I wish there was one simple and complete answer, but alas there isn't. In today's real estate market we are dealing with factors beyond what I've seen in my 24 years in the business. We are seeing sales occur in the first 30 days and others that take 6 months or more.
Typically the reason the home is not selling is either price, condition or location.
What most seller's don't take into consideration, they are competing with the market as a whole, not just their neighborhood. True when pricing a home we look to the area for valuation. That is normal and accepted.
What isn't realized is buyers have many choices. They might like a particular neighborhood or any of the other hundreds of neighborhoods in the Denver metro area. Seldom do buyers (or at least the ones I've worked with) hang around waiting for a home to go up in one specific neighborhood.
Most buyers are going to buy based on 1) their budget 2) personal tastes 3) proximity to work and/or schools. These requirements often times have multiple solutions, so your house may work or maybe not.
Condition of the home is a huge factor.
Today most savvy agents and homeowners take the time to prepare the home by hiring a professional stager. We learned a long time ago "the way you live in a home and the way you sell a home are two different things." Hiring a professional to come into the home and either work with your belongs or augment some of their own, works miracles. Simply said.
It has been my personal experience the expense of hiring a stager often comes back in multiples by shortening the listing period and increasing the homes potential. (a great resource for staging is found at Staging rants & ravings)
Another factor that makes a home more difficult to sell is the "dated aspect". A homeowner must consider who the potential buyer will be. In the year 2000 home styles changed. We went from gold fixtures to chrome. Some age demographics will not purchase a home with anything gold in it! Changing out the fixtures is usually a fairly easy fix. However if your home has 1970's vibrating through it, the makeover my be more than one will want to do. The only way out maybe to price it accordingly and let the buyer bring it up to date.

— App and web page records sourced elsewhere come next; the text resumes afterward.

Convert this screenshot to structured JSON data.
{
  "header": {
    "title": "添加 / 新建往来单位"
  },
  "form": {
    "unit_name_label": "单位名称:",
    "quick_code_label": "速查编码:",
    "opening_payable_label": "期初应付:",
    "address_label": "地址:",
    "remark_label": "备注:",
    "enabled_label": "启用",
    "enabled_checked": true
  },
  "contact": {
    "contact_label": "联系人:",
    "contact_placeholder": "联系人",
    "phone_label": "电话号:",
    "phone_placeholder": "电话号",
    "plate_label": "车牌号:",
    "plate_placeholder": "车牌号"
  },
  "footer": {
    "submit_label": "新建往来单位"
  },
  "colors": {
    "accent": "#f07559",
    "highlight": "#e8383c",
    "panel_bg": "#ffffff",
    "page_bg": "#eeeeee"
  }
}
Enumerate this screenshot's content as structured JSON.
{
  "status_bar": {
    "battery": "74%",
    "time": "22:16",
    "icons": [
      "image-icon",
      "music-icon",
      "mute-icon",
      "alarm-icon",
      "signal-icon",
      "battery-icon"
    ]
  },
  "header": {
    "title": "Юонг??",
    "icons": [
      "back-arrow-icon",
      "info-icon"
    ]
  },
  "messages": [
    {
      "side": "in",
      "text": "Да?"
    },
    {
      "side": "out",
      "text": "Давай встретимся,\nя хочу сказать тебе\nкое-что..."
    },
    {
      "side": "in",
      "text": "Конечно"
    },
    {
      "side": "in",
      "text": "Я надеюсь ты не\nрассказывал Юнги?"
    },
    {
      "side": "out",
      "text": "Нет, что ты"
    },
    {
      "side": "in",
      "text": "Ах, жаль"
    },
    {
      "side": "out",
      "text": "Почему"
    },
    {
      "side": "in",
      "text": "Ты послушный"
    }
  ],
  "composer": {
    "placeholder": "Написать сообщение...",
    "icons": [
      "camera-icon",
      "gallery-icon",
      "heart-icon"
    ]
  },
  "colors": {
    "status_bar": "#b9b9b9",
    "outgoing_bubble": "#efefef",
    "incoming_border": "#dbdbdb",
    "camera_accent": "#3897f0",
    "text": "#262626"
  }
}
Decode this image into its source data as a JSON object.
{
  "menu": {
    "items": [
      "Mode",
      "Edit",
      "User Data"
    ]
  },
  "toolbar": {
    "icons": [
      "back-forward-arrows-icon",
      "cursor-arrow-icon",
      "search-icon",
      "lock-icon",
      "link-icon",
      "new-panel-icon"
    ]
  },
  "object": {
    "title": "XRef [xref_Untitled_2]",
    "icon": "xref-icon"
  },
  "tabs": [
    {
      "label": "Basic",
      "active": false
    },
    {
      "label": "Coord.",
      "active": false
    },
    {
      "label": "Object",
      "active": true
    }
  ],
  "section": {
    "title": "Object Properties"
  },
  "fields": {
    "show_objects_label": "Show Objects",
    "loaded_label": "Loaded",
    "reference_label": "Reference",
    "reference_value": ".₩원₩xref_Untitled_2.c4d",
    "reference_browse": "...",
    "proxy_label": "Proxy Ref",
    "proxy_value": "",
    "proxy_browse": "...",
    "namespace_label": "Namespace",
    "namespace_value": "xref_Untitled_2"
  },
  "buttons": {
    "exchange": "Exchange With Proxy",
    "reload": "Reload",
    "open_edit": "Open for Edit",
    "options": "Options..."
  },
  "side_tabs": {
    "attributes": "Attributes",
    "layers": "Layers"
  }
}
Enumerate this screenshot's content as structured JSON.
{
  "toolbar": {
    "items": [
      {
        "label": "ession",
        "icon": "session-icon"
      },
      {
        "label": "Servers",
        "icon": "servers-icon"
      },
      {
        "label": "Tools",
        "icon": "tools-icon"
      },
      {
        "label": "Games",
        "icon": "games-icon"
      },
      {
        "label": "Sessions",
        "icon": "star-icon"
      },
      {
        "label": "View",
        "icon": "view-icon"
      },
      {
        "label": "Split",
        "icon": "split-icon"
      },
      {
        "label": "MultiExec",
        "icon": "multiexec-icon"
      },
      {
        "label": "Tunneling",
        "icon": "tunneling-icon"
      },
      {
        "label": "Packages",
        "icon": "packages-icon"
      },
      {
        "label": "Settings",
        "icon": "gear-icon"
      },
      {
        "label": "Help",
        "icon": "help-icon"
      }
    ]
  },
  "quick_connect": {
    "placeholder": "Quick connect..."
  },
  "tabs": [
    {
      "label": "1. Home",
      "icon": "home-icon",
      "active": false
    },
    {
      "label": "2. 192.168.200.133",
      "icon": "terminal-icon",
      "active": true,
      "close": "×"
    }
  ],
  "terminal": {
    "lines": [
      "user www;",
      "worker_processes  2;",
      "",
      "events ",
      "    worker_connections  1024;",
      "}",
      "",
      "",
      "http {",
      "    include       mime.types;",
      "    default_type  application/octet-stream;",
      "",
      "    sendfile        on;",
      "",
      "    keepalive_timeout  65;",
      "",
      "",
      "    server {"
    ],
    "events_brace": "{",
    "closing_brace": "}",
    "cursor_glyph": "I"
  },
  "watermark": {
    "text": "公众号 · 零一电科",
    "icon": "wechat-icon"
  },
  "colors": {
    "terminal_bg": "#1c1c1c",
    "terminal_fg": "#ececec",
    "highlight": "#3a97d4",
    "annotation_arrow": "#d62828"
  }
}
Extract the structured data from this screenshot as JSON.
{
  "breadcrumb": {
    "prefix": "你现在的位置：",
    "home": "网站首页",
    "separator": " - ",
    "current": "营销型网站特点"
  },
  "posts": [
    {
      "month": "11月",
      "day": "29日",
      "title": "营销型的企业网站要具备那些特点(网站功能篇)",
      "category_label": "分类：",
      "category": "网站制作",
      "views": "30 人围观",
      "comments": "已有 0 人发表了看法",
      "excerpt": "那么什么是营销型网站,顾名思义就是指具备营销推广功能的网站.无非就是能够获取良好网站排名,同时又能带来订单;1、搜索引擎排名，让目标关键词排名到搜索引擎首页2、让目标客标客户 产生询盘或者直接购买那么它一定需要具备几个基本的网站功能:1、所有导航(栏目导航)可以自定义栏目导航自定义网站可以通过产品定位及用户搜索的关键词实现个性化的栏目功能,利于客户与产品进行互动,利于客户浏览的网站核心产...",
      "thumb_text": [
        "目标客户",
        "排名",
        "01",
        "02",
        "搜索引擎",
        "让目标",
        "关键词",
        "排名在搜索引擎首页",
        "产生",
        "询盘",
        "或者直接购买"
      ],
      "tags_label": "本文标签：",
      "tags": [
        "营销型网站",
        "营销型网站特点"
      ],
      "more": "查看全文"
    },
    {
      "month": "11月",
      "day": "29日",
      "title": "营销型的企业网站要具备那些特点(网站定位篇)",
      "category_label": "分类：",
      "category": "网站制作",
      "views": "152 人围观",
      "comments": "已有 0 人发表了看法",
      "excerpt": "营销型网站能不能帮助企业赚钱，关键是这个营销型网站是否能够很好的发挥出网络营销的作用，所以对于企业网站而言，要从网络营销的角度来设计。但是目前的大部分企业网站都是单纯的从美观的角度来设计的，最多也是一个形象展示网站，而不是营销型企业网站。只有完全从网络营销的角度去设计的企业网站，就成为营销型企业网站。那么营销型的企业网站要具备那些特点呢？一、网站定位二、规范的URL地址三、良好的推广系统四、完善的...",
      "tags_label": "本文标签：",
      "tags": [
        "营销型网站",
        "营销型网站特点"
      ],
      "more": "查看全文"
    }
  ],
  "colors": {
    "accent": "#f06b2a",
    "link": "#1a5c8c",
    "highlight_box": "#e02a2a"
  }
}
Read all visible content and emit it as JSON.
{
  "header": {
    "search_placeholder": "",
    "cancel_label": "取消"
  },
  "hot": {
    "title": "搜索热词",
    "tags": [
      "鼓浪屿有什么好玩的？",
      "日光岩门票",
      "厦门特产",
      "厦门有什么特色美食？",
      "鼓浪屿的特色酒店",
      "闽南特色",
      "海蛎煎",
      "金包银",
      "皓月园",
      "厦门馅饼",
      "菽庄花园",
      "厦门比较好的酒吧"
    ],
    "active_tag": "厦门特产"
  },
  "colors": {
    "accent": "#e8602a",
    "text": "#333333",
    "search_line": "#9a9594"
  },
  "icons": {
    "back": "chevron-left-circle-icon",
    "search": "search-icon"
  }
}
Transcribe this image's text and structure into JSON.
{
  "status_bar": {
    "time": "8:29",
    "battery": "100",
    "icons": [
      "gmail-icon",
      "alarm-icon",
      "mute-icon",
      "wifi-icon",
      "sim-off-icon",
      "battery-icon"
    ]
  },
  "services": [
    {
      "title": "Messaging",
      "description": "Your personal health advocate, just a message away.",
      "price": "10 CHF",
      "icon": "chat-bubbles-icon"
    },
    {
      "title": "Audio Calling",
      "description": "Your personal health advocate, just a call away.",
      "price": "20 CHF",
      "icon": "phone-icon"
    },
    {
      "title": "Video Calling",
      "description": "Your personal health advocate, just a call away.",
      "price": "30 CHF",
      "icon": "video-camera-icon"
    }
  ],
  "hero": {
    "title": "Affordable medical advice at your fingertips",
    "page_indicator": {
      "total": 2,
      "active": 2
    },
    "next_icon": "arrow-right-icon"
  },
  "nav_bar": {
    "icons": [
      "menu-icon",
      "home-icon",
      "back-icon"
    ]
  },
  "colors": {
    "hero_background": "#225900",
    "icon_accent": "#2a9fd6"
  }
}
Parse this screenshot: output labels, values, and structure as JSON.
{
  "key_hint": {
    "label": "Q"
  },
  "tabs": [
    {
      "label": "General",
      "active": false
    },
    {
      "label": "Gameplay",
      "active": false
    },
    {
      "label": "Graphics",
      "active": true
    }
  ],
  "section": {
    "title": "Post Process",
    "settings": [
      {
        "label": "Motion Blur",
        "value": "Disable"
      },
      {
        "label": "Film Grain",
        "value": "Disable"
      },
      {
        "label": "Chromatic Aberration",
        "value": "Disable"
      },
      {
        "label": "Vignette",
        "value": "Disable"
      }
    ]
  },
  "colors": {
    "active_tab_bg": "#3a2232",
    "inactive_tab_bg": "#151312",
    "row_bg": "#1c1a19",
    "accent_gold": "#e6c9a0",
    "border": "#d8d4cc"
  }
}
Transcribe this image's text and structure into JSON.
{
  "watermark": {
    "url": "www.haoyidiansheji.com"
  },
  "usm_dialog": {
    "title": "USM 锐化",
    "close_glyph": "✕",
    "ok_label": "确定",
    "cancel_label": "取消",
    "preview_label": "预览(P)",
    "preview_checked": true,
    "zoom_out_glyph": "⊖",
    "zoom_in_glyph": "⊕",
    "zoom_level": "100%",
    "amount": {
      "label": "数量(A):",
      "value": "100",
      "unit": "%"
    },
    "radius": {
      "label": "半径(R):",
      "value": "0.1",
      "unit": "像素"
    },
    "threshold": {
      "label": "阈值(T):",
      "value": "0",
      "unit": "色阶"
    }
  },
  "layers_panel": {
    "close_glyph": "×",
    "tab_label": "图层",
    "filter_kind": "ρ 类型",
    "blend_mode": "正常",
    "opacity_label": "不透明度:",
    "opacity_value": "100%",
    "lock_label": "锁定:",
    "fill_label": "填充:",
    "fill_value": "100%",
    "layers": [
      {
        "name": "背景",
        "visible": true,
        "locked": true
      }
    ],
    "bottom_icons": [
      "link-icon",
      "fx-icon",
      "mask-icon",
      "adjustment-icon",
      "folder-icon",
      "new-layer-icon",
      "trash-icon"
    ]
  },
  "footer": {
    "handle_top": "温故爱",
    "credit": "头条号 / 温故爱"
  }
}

Homeowners who want to "update" a home, be sure you are up to doing the job, not just right, but complete. There is nothing sadder than having a seller update part of their home. Buyers will come look and the only thing they will see is the undone updating. Yes, buyers are cut from the same "the glass is half empty" mold.
Location is so important.
Buyers shop for the best of everything. If your home has a location with a glitch, say an apartment building next door, or a messy neighbor, barking dog, busy street, backs to a freeway, a blinking sign glaring through the bedroom window or railroad tracks in the back yard, you may have a problem.
Location issues can be overcome. Sometimes the best thing to do with a bad location is tackle it head on. Some buyers actually LIKE homes on a busy street, because they crave the "pulse of the city" nearby. Others might be looking for a home next door to the soup kitchen, because they are into volunteering. Creativity is part of sales. Get creative with a solution.
Pricing is the most important factor.
When all else falls reduce the price. Statistics have shown a property that has 10 showings and not offers is over-priced. Homeowners who insist on a price that home buyers aren't grabbing need a reality check, or to remove their home from the market.
Overpriced homes that get shown and are getting good feedback maybe being used as an example. Buyers are comparing values and if one home isn't selling and the other one is, perhaps being the bridesmaid again and again means it's time to adjust for the market.
When it comes to real estate there is a mathematical equation that works time and time again.
Find the right price and find the sale.